* Work task *
The lines you return must be all those in the data that hold the string "Askøy".

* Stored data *
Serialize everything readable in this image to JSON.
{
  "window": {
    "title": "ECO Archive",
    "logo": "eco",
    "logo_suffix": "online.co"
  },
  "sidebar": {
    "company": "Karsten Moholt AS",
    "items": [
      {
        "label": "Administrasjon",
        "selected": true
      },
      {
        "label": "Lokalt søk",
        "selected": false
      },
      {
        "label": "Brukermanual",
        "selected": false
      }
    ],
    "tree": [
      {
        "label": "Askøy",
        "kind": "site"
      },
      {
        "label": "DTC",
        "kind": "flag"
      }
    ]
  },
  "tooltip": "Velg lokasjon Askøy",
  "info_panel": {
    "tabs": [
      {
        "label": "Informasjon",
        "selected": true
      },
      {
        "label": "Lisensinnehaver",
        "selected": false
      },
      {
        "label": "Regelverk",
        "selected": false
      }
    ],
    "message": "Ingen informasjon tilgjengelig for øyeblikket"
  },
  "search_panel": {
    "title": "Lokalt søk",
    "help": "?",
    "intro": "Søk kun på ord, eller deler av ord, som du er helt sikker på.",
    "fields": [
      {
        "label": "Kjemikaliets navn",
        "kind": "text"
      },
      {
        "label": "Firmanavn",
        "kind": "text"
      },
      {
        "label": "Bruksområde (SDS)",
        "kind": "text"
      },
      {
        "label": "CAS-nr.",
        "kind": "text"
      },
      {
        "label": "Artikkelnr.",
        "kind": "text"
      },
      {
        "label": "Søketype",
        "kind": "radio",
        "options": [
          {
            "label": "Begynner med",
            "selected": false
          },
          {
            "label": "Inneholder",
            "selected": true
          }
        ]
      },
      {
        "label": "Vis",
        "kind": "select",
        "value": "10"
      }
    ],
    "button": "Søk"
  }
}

* Solution to the problem *
        "label": "Askøy",
  "tooltip": "Velg lokasjon Askøy",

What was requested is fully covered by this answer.